[Dataset excerpts]
>>>
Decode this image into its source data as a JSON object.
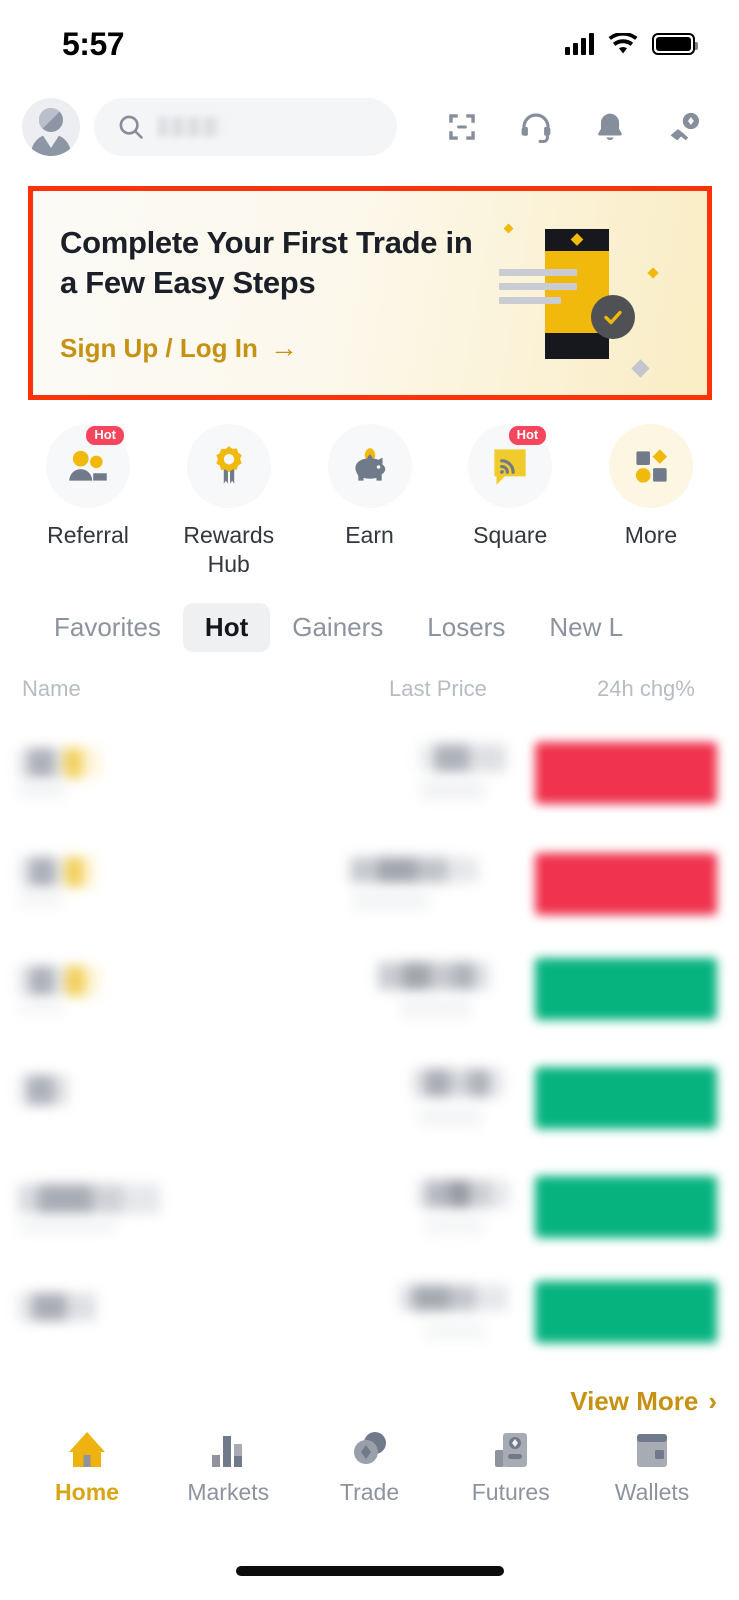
{
  "status_bar": {
    "time": "5:57",
    "icons": [
      "signal-icon",
      "wifi-icon",
      "battery-icon"
    ]
  },
  "top_bar": {
    "avatar": "user-avatar",
    "search": {
      "placeholder": "",
      "icon": "search-icon"
    },
    "actions": [
      {
        "name": "scan-icon",
        "label": "Scan"
      },
      {
        "name": "headset-icon",
        "label": "Support"
      },
      {
        "name": "bell-icon",
        "label": "Notifications"
      },
      {
        "name": "deposit-icon",
        "label": "Deposit"
      }
    ]
  },
  "banner": {
    "title": "Complete Your First Trade in a Few Easy Steps",
    "title_line1": "Complete Your First Trade in",
    "title_line2": "a Few Easy Steps",
    "cta": "Sign Up / Log In",
    "cta_arrow": "→",
    "highlight_color": "#fc3208",
    "accent_color": "#c69214",
    "illustration": "phone-checkmark-illustration"
  },
  "quick_actions": [
    {
      "label": "Referral",
      "icon": "referral-people-icon",
      "badge": "Hot",
      "circle": "gray"
    },
    {
      "label": "Rewards Hub",
      "icon": "rewards-medal-icon",
      "badge": "",
      "circle": "gray"
    },
    {
      "label": "Earn",
      "icon": "earn-piggybank-icon",
      "badge": "",
      "circle": "gray"
    },
    {
      "label": "Square",
      "icon": "square-speech-icon",
      "badge": "Hot",
      "circle": "gray"
    },
    {
      "label": "More",
      "icon": "more-shapes-icon",
      "badge": "",
      "circle": "cream"
    }
  ],
  "market_tabs": [
    {
      "label": "Favorites",
      "active": false
    },
    {
      "label": "Hot",
      "active": true
    },
    {
      "label": "Gainers",
      "active": false
    },
    {
      "label": "Losers",
      "active": false
    },
    {
      "label": "New L",
      "active": false
    }
  ],
  "market_table": {
    "columns": [
      "Name",
      "Last Price",
      "24h chg%"
    ],
    "rows": [
      {
        "name": "",
        "price": "",
        "change": "",
        "direction": "down",
        "redacted": true
      },
      {
        "name": "",
        "price": "",
        "change": "",
        "direction": "down",
        "redacted": true
      },
      {
        "name": "",
        "price": "",
        "change": "",
        "direction": "up",
        "redacted": true
      },
      {
        "name": "",
        "price": "",
        "change": "",
        "direction": "up",
        "redacted": true
      },
      {
        "name": "",
        "price": "",
        "change": "",
        "direction": "up",
        "redacted": true
      },
      {
        "name": "",
        "price": "",
        "change": "",
        "direction": "up",
        "redacted": true
      }
    ],
    "view_more": "View More",
    "view_more_arrow": "›",
    "up_color": "#06b37f",
    "down_color": "#f0334e"
  },
  "bottom_nav": [
    {
      "label": "Home",
      "icon": "home-icon",
      "active": true
    },
    {
      "label": "Markets",
      "icon": "markets-bars-icon",
      "active": false
    },
    {
      "label": "Trade",
      "icon": "trade-coins-icon",
      "active": false
    },
    {
      "label": "Futures",
      "icon": "futures-contract-icon",
      "active": false
    },
    {
      "label": "Wallets",
      "icon": "wallet-icon",
      "active": false
    }
  ]
}
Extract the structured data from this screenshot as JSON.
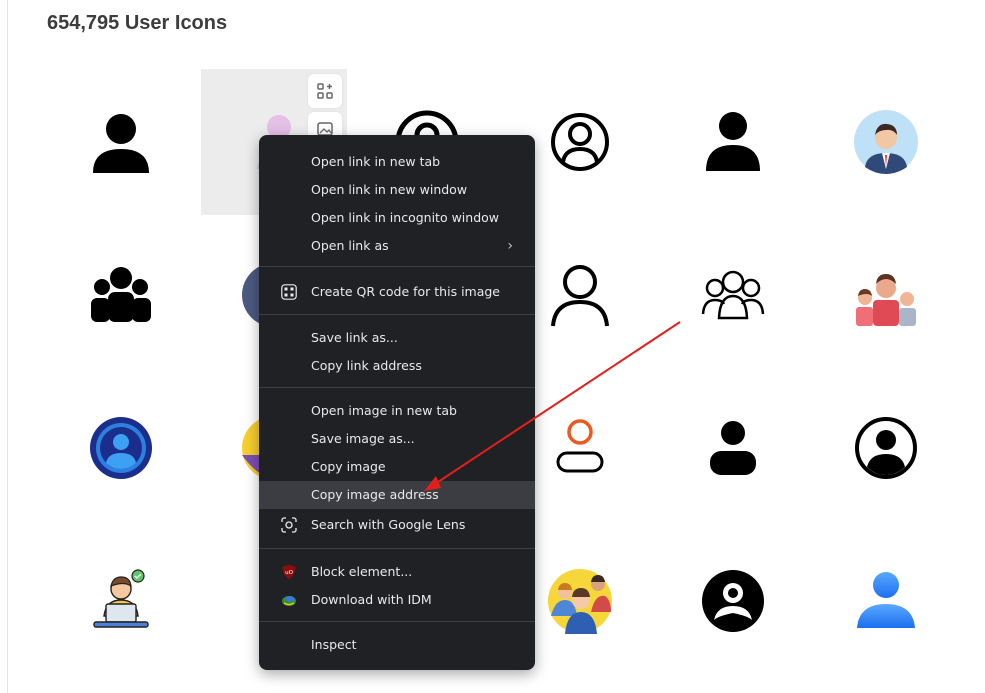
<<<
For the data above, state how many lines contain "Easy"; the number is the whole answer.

2